Task
Please give the number of lines in the material below that contain "stump", without further comment.

Entries supplied
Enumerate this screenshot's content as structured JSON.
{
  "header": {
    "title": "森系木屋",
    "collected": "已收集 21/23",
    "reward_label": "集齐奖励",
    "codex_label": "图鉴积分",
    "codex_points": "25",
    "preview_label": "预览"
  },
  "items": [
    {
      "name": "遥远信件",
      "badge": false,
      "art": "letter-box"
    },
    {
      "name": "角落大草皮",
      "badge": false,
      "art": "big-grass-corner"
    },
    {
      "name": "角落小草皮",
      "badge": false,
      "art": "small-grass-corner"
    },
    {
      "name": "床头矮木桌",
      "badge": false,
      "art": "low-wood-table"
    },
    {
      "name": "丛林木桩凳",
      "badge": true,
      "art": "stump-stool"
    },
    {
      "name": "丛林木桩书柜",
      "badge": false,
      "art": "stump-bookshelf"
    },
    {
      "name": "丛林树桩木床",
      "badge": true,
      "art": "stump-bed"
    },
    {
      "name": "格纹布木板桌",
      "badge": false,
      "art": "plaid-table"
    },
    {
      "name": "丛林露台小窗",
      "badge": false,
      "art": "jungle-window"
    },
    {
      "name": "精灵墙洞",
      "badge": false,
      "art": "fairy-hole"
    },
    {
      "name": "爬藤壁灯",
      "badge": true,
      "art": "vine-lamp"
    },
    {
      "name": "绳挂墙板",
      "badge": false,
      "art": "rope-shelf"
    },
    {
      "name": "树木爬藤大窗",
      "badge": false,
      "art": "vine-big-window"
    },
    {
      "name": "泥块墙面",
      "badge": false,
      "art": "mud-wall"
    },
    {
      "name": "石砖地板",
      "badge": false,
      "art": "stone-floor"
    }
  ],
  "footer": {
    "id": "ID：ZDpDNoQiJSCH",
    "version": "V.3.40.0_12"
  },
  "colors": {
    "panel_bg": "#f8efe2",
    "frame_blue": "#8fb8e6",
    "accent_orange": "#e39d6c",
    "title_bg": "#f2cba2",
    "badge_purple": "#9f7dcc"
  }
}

Answer box
3